Over the course of the decade some who remained silent and may have moderately agreed with the theology, are now finding the theology difficult to support as they see outrageous outcomes. The extremist tactics exercised in the name of religion are causing many to question the origin of the need for such tactics. Many are seeing the results as lacking compassion, understanding and insight. The tactics taken and the rhetoric with those tactics is in conflict with the central themes of any of the mainstream religions.
We no longer live in isolation. Many sources of information are at our fingertips. We hear and see stories of real people affected by events around us. If you do not put blinders on and listen to only a narrow stream of sources of information, you learn there is more to the world than your religious institution may like you to know.
I was about 6 or 7 when my best friend went to Catholicism. After a few weeks she announced that we could no longer be friends because I was Protestant. My church taught me to fear Paganism, Judaism, Buddhism and Muslim. If I even learned what they believed I would be tainted. If I practiced Yoga my soul may stripped from me. Paganism was equated with Satanism. Native American teachings were equated with Paganism.
Many like me, are remembering all that, learning something about the world and saying that is all hogwash. If you believe in a God, you have to know deep inside that God is not owned by any single religion. If you have met a Buddhist, a Jew, a Pagan, a Muslim or anyone from any other religion that sincerely seeks God, you can not dismiss them as anti-God. It then becomes difficult to sit in a religious environment that holds those beliefs.

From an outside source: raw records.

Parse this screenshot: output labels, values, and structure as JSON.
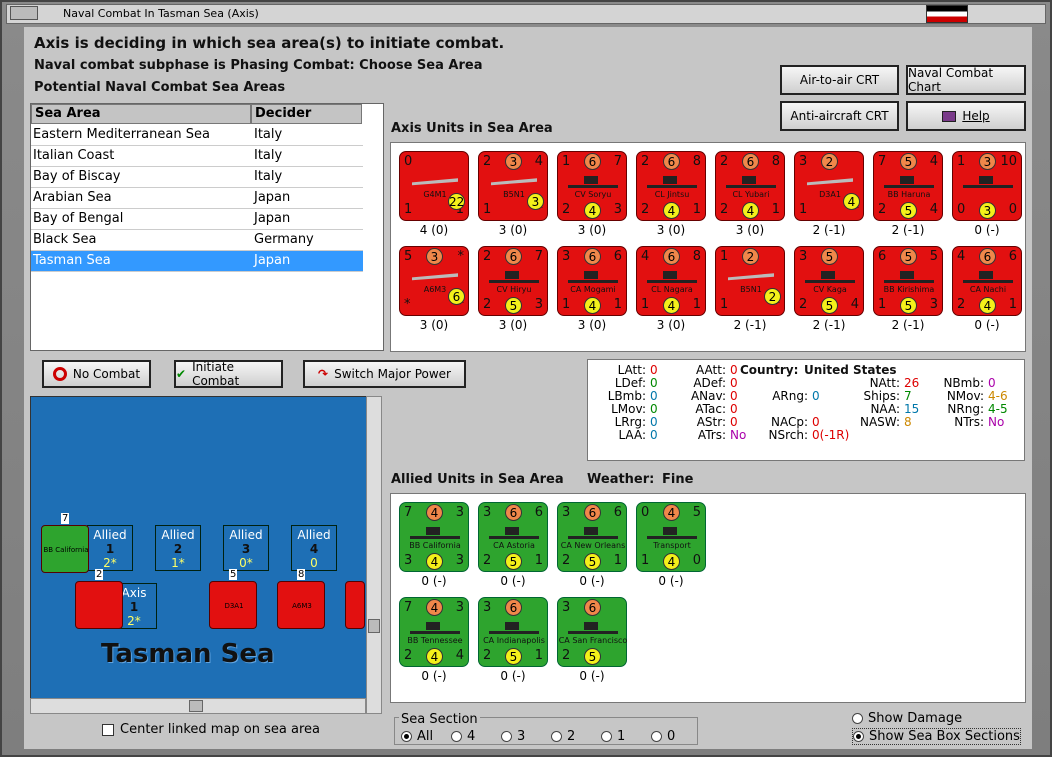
{
  "window": {
    "title": "Naval Combat In Tasman Sea (Axis)"
  },
  "header": {
    "line1": "Axis is deciding in which sea area(s) to initiate combat.",
    "line2": "Naval combat subphase is Phasing Combat: Choose Sea Area",
    "line3": "Potential Naval Combat Sea Areas"
  },
  "buttons": {
    "air_crt": "Air-to-air CRT",
    "naval_chart": "Naval Combat Chart",
    "aa_crt": "Anti-aircraft CRT",
    "help": "Help",
    "no_combat": "No Combat",
    "initiate": "Initiate Combat",
    "switch": "Switch Major Power"
  },
  "table": {
    "col_area": "Sea Area",
    "col_decider": "Decider",
    "rows": [
      {
        "area": "Eastern Mediterranean Sea",
        "decider": "Italy"
      },
      {
        "area": "Italian Coast",
        "decider": "Italy"
      },
      {
        "area": "Bay of Biscay",
        "decider": "Italy"
      },
      {
        "area": "Arabian Sea",
        "decider": "Japan"
      },
      {
        "area": "Bay of Bengal",
        "decider": "Japan"
      },
      {
        "area": "Black Sea",
        "decider": "Germany"
      },
      {
        "area": "Tasman Sea",
        "decider": "Japan"
      }
    ]
  },
  "axis_units": {
    "title": "Axis Units in Sea Area",
    "units": [
      {
        "tl": "0",
        "top": "",
        "tr": "",
        "bl": "1",
        "name": "G4M1",
        "br": "1",
        "circ": "22",
        "sub": "4 (0)",
        "kind": "plane"
      },
      {
        "tl": "2",
        "top": "3",
        "tr": "4",
        "bl": "1",
        "name": "B5N1",
        "br": "*",
        "circ": "3",
        "sub": "3 (0)",
        "kind": "plane"
      },
      {
        "tl": "1",
        "top": "6",
        "tr": "7",
        "bl": "2",
        "name": "CV Soryu",
        "br": "3",
        "circ": "4",
        "sub": "3 (0)",
        "kind": "ship"
      },
      {
        "tl": "2",
        "top": "6",
        "tr": "8",
        "bl": "2",
        "name": "CL Jintsu",
        "br": "1",
        "circ": "4",
        "sub": "3 (0)",
        "kind": "ship"
      },
      {
        "tl": "2",
        "top": "6",
        "tr": "8",
        "bl": "2",
        "name": "CL Yubari",
        "br": "1",
        "circ": "4",
        "sub": "3 (0)",
        "kind": "ship"
      },
      {
        "tl": "3",
        "top": "2",
        "tr": "",
        "bl": "1",
        "name": "D3A1",
        "br": "*",
        "circ": "4",
        "sub": "2 (-1)",
        "kind": "plane"
      },
      {
        "tl": "7",
        "top": "5",
        "tr": "4",
        "bl": "2",
        "name": "BB Haruna",
        "br": "4",
        "circ": "5",
        "sub": "2 (-1)",
        "kind": "ship"
      },
      {
        "tl": "1",
        "top": "3",
        "tr": "10",
        "bl": "0",
        "name": "",
        "br": "0",
        "circ": "3",
        "sub": "0 (-)",
        "kind": "ship"
      },
      {
        "tl": "5",
        "top": "3",
        "tr": "*",
        "bl": "*",
        "name": "A6M3",
        "br": "*",
        "circ": "6",
        "sub": "3 (0)",
        "kind": "plane"
      },
      {
        "tl": "2",
        "top": "6",
        "tr": "7",
        "bl": "2",
        "name": "CV Hiryu",
        "br": "3",
        "circ": "5",
        "sub": "3 (0)",
        "kind": "ship"
      },
      {
        "tl": "3",
        "top": "6",
        "tr": "6",
        "bl": "1",
        "name": "CA Mogami",
        "br": "1",
        "circ": "4",
        "sub": "3 (0)",
        "kind": "ship"
      },
      {
        "tl": "4",
        "top": "6",
        "tr": "8",
        "bl": "1",
        "name": "CL Nagara",
        "br": "1",
        "circ": "4",
        "sub": "3 (0)",
        "kind": "ship"
      },
      {
        "tl": "1",
        "top": "2",
        "tr": "",
        "bl": "1",
        "name": "B5N1",
        "br": "*",
        "circ": "2",
        "sub": "2 (-1)",
        "kind": "plane"
      },
      {
        "tl": "3",
        "top": "5",
        "tr": "",
        "bl": "2",
        "name": "CV Kaga",
        "br": "4",
        "circ": "5",
        "sub": "2 (-1)",
        "kind": "ship"
      },
      {
        "tl": "6",
        "top": "5",
        "tr": "5",
        "bl": "1",
        "name": "BB Kirishima",
        "br": "3",
        "circ": "5",
        "sub": "2 (-1)",
        "kind": "ship"
      },
      {
        "tl": "4",
        "top": "6",
        "tr": "6",
        "bl": "2",
        "name": "CA Nachi",
        "br": "1",
        "circ": "4",
        "sub": "0 (-)",
        "kind": "ship"
      }
    ]
  },
  "stats": {
    "country_label": "Country:",
    "country": "United States",
    "col1": [
      [
        "LAtt:",
        "0"
      ],
      [
        "LDef:",
        "0"
      ],
      [
        "LBmb:",
        "0"
      ],
      [
        "LMov:",
        "0"
      ],
      [
        "LRrg:",
        "0"
      ],
      [
        "LAA:",
        "0"
      ]
    ],
    "col2": [
      [
        "AAtt:",
        "0"
      ],
      [
        "ADef:",
        "0"
      ],
      [
        "ANav:",
        "0"
      ],
      [
        "ATac:",
        "0"
      ],
      [
        "AStr:",
        "0"
      ],
      [
        "ATrs:",
        "No"
      ]
    ],
    "col3": [
      [
        "ARng:",
        "0"
      ],
      [
        "NACp:",
        "0"
      ],
      [
        "NSrch:",
        "0(-1R)"
      ]
    ],
    "col4": [
      [
        "NAtt:",
        "26"
      ],
      [
        "Ships:",
        "7"
      ],
      [
        "NAA:",
        "15"
      ],
      [
        "NASW:",
        "8"
      ]
    ],
    "col5": [
      [
        "NBmb:",
        "0"
      ],
      [
        "NMov:",
        "4-6"
      ],
      [
        "NRng:",
        "4-5"
      ],
      [
        "NTrs:",
        "No"
      ]
    ]
  },
  "allied_units": {
    "title": "Allied Units in Sea Area",
    "weather_label": "Weather:",
    "weather": "Fine",
    "units": [
      {
        "tl": "7",
        "top": "4",
        "tr": "3",
        "bl": "3",
        "name": "BB California",
        "br": "3",
        "circ": "4",
        "sub": "0 (-)"
      },
      {
        "tl": "3",
        "top": "6",
        "tr": "6",
        "bl": "2",
        "name": "CA Astoria",
        "br": "1",
        "circ": "5",
        "sub": "0 (-)"
      },
      {
        "tl": "3",
        "top": "6",
        "tr": "6",
        "bl": "2",
        "name": "CA New Orleans",
        "br": "1",
        "circ": "5",
        "sub": "0 (-)"
      },
      {
        "tl": "0",
        "top": "4",
        "tr": "5",
        "bl": "1",
        "name": "Transport",
        "br": "0",
        "circ": "4",
        "sub": "0 (-)"
      },
      {
        "tl": "7",
        "top": "4",
        "tr": "3",
        "bl": "2",
        "name": "BB Tennessee",
        "br": "4",
        "circ": "4",
        "sub": "0 (-)"
      },
      {
        "tl": "3",
        "top": "6",
        "tr": "",
        "bl": "2",
        "name": "CA Indianapolis",
        "br": "1",
        "circ": "5",
        "sub": "0 (-)"
      },
      {
        "tl": "3",
        "top": "6",
        "tr": "",
        "bl": "2",
        "name": "CA San Francisco",
        "br": "",
        "circ": "5",
        "sub": "0 (-)"
      }
    ]
  },
  "map": {
    "sea_name": "Tasman Sea",
    "boxes": [
      {
        "label": "Allied",
        "num": "1",
        "val": "2*"
      },
      {
        "label": "Allied",
        "num": "2",
        "val": "1*"
      },
      {
        "label": "Allied",
        "num": "3",
        "val": "0*"
      },
      {
        "label": "Allied",
        "num": "4",
        "val": "0"
      },
      {
        "label": "Axis",
        "num": "1",
        "val": "2*"
      }
    ],
    "stack_counts": [
      "7",
      "2",
      "5",
      "8"
    ],
    "mini_labels": [
      "BB California",
      "D3A1",
      "A6M3"
    ]
  },
  "footer": {
    "center_map": "Center linked map on sea area",
    "sea_section": "Sea Section",
    "sections": [
      "All",
      "4",
      "3",
      "2",
      "1",
      "0"
    ],
    "show_damage": "Show Damage",
    "show_boxes": "Show Sea Box Sections"
  },
  "colors": {
    "axis": "#e21010",
    "allied": "#2ea42e",
    "selected": "#3399ff",
    "sea": "#1e6fb5"
  }
}
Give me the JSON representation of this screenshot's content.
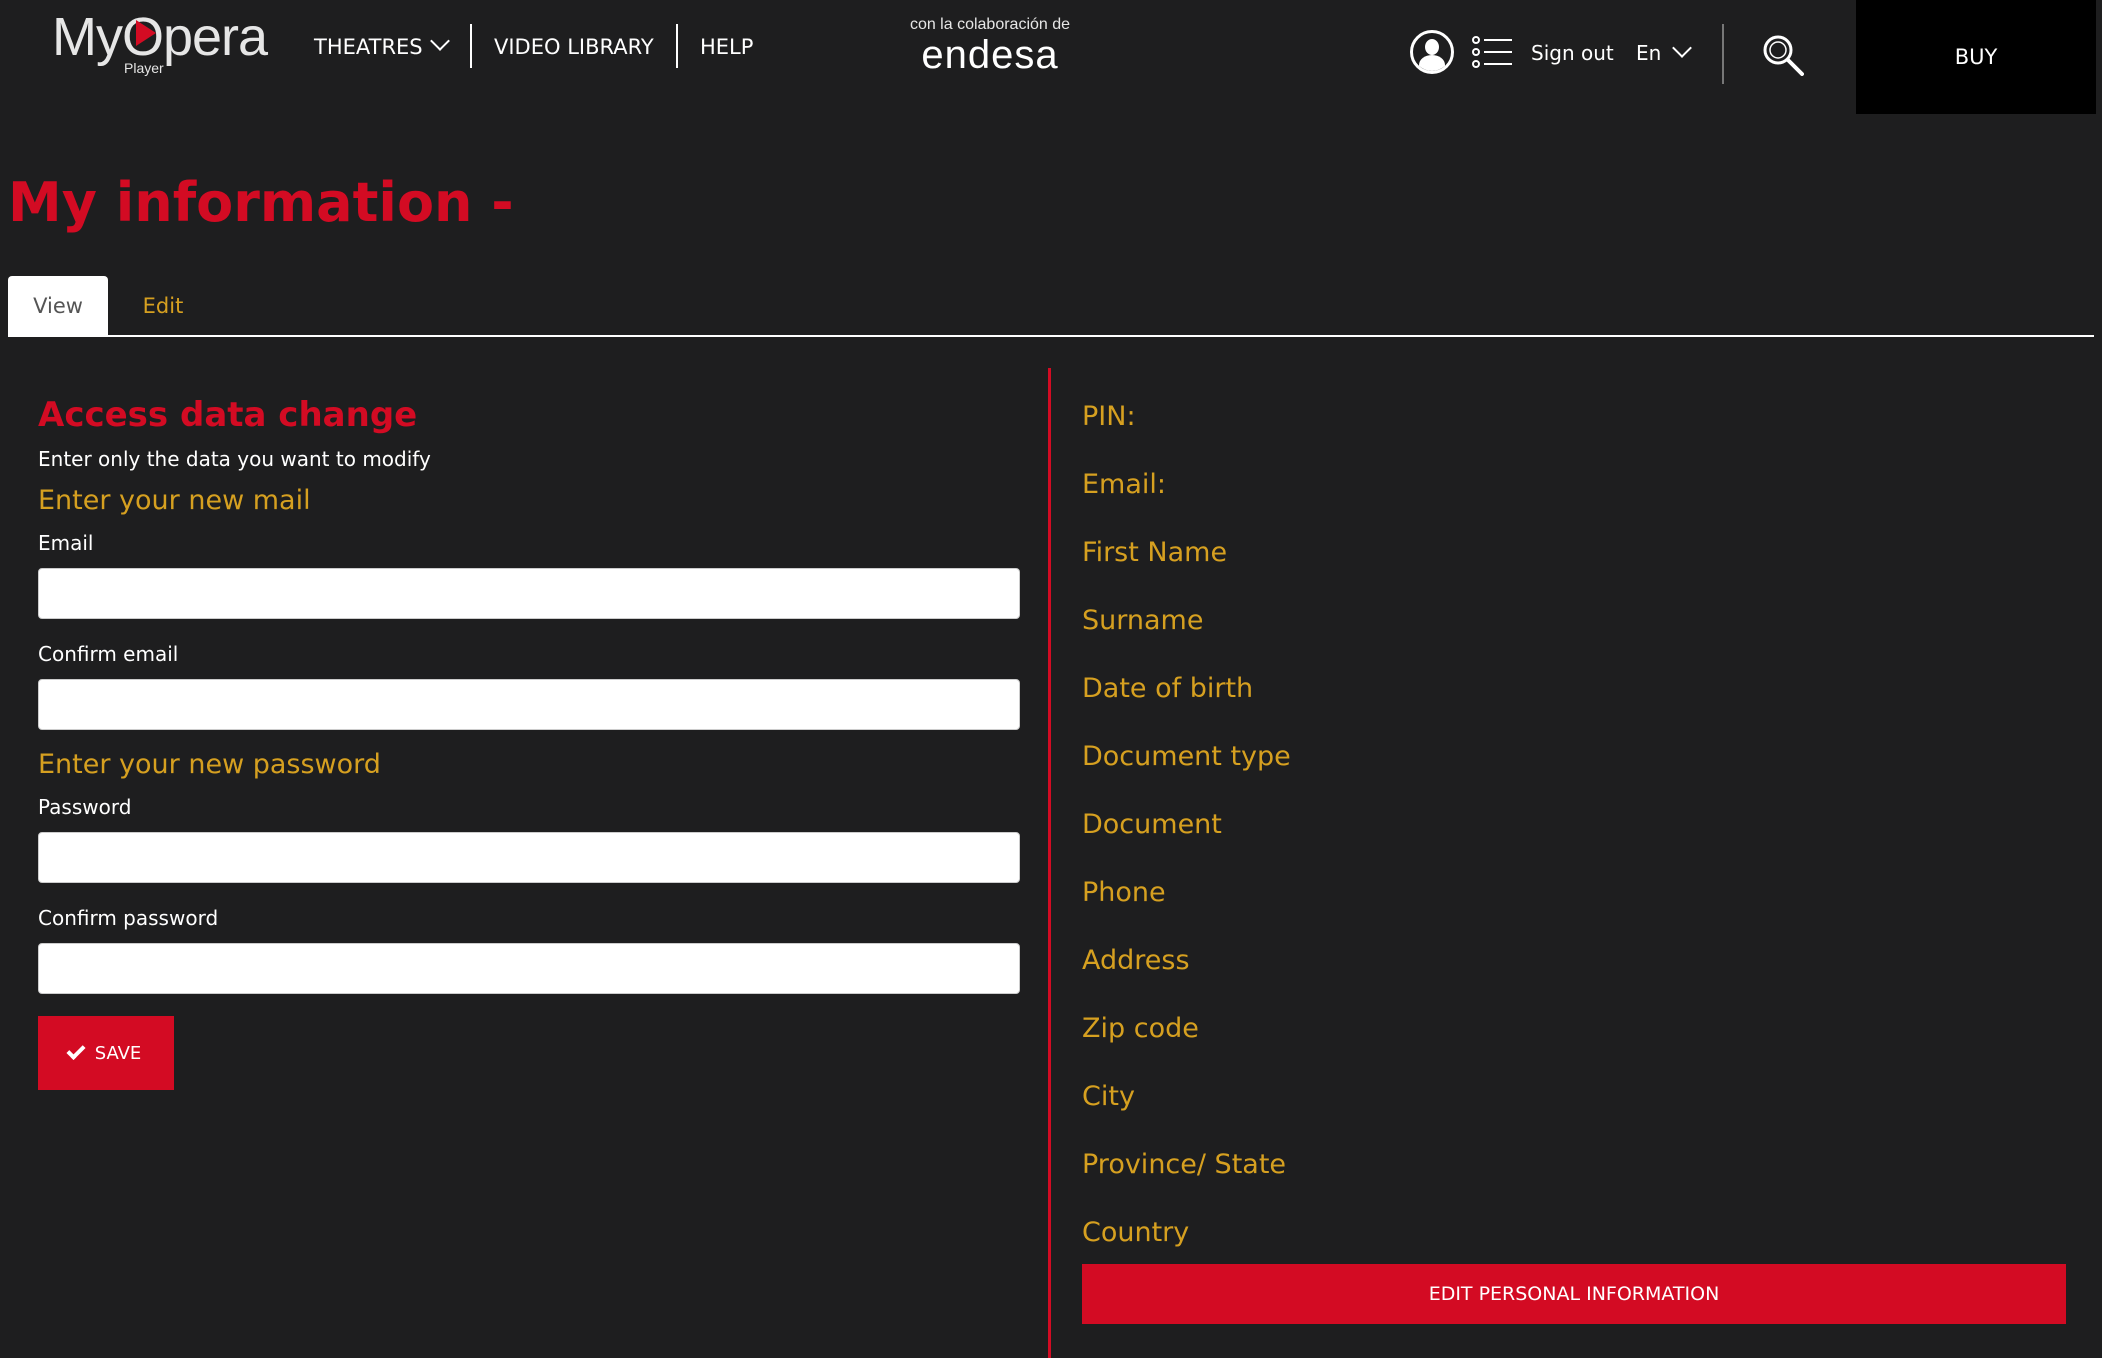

So, an increasing number of people are now non-affiliated. I do not believe that is a good thing. I call myself Unitarian but I would need to drive many miles to be affiliated with like believers. That physical distance defeats some of the purpose for which I would like to be religiously affiliated. A church or temple provides a unique community connection. A believing community of some kind offers support and encouragement for its members. The stronger and more diverse, the greater the rewards for both the members and the community. It can offer multiple skills from many socioeconomic levels that gain from the experience of collective. If these people gather in the spirit of love and compassion to deliver others, and one another, from hardship, the world is a better place.
My prayer is that all religious institutions will re-evaluate their theology - their mission - their values - and become resources for lifting us all to a better way.